With a small but loyal crowd who had gathered, there was an overwhelming feeling of intimacy and it was clear that the people there just wanted to hear this girl, her bandmates, her unique voice and sheer talent at constructing superb records. Florrie herself exuded an air of regal chic and debonair; an English Rose, some could say, here to grapple with the seemingly neglected female-electropop-music sector. With Sky Ferreira, Little Boots, La Roux, Uffie and the like on a period of AWOL, Florrie sits neatly between the “Where are they right now?” and the “Oh...who is this appearing?”, cue a resurgent Beth Ditto, a formidable Claire Maguire, intuitive Oh Land and vibrant Yelle. Comparisons aside, Despite the circumstances mentioned, Florrie proudly stood tall and held her own. She possessed that fine thread that forms a crucial link between the performance, her persona, the band and the small crowd, and her web ensnared us all.

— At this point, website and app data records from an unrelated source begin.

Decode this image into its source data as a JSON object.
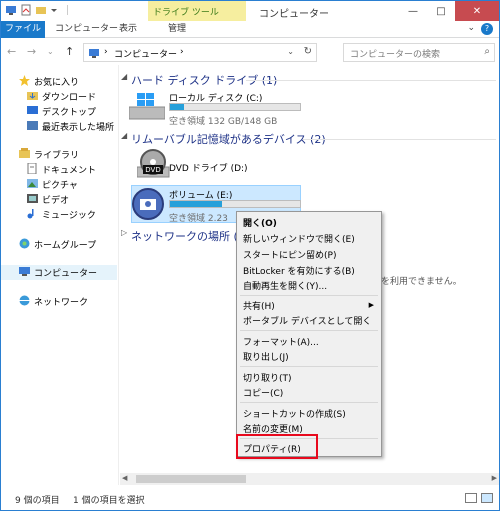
{
  "window": {
    "context_tab_label": "ドライブ ツール",
    "title": "コンピューター",
    "buttons": {
      "minimize": "—",
      "maximize": "□",
      "close": "✕"
    }
  },
  "ribbon": {
    "tabs": [
      "ファイル",
      "コンピューター",
      "表示",
      "管理"
    ],
    "help_label": "?"
  },
  "address": {
    "back": "←",
    "forward": "→",
    "up": "↑",
    "path": "コンピューター",
    "sep": "›",
    "search_placeholder": "コンピューターの検索"
  },
  "nav": {
    "items": [
      {
        "label": "お気に入り",
        "icon": "star-icon"
      },
      {
        "label": "ダウンロード",
        "icon": "download-folder-icon"
      },
      {
        "label": "デスクトップ",
        "icon": "desktop-icon"
      },
      {
        "label": "最近表示した場所",
        "icon": "recent-places-icon"
      },
      {
        "label": "ライブラリ",
        "icon": "library-icon"
      },
      {
        "label": "ドキュメント",
        "icon": "documents-icon"
      },
      {
        "label": "ピクチャ",
        "icon": "pictures-icon"
      },
      {
        "label": "ビデオ",
        "icon": "video-icon"
      },
      {
        "label": "ミュージック",
        "icon": "music-icon"
      },
      {
        "label": "ホームグループ",
        "icon": "homegroup-icon"
      },
      {
        "label": "コンピューター",
        "icon": "computer-icon"
      },
      {
        "label": "ネットワーク",
        "icon": "network-icon"
      }
    ]
  },
  "content": {
    "groups": [
      {
        "title": "ハード ディスク ドライブ (1)"
      },
      {
        "title": "リムーバブル記憶域があるデバイス (2)"
      },
      {
        "title": "ネットワークの場所 (6"
      }
    ],
    "drives": [
      {
        "name": "ローカル ディスク (C:)",
        "free": "空き領域 132 GB/148 GB",
        "used_fraction": 0.11
      },
      {
        "name": "DVD ドライブ (D:)",
        "icon_label": "DVD"
      },
      {
        "name": "ボリューム (E:)",
        "free": "空き領域 2.23",
        "used_fraction": 0.4
      }
    ],
    "partial_text": "を利用できません。"
  },
  "context_menu": {
    "items": [
      {
        "label": "開く(O)",
        "bold": true
      },
      {
        "label": "新しいウィンドウで開く(E)"
      },
      {
        "label": "スタートにピン留め(P)"
      },
      {
        "label": "BitLocker を有効にする(B)"
      },
      {
        "label": "自動再生を開く(Y)..."
      },
      {
        "label": "共有(H)",
        "submenu": true
      },
      {
        "label": "ポータブル デバイスとして開く"
      },
      {
        "label": "フォーマット(A)..."
      },
      {
        "label": "取り出し(J)"
      },
      {
        "label": "切り取り(T)"
      },
      {
        "label": "コピー(C)"
      },
      {
        "label": "ショートカットの作成(S)"
      },
      {
        "label": "名前の変更(M)"
      },
      {
        "label": "プロパティ(R)"
      }
    ],
    "submenu_glyph": "▶"
  },
  "status": {
    "items_count": "9 個の項目",
    "selected": "1 個の項目を選択"
  },
  "colors": {
    "accent": "#1979ca",
    "highlight_border": "#e8091d",
    "context_tab_bg": "#f6ee9f"
  }
}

At times it felt like there was a wavering of overall engagement but that is completely understandable considering the factors leading to the gig’s outcome. It is essential to remember that Florrie is still an underdog of the internet-based music world and word is yet to spread. This tour is the first stepping stone, so naturally there will be a feeling of "the unknown". Florrie however, floated majestically from song to song. "Summer Nights" was an earthy array of steady beats, Miami vibalicious sweetness, sneaky synths and sleek vocals. The sincere and succulently tender “Give Me Your Love” built up to an anthemic pounding of drums, regal keying and sublime singing to create a dynamic and emotive chunk of indie derived pop at its contagious best. The Downtown urban grit and subtly enigmatic and sexy “Call 911” all showcased Florrie’s vocal and performance credentials. Silky, with attitude, and underlying depth to the lyrics, the composition of mature synthing and racey fervent beats epitomises the skills Florrie has honed down to a fine art form.


The Florrie mixture certainly seemed to contain the essence of Little Boots, Kylie Minogue and Uffie, and it's this blend that means Florrie has such widely diverse appeal. The spectrum of range and difference of songs blended with relative dynamism, something a lot of established artists fall way below the mark at achieving. I met Florrie after the gig to pester her for a photo and all I can say is; intelligent, genuine, charismatic. This lovely lass is a winner.

Florrie's intimate performance fired the critical salvo that sunk the critic's battleship named “Alternative female solo pop is dead” and looks to of won the battle. Can her big guns win the war? If you ignore the obvious and tacky sexual pun, it is clear she can, and will surely. The ingredients are there, the fighting spirit visible. Florrie, we salute you.

As always, check out Florrie's Facebook/Myspace/Twitter, show the girl some love, and hit up her homepage to download free tracks from her amazing "Introduction EP".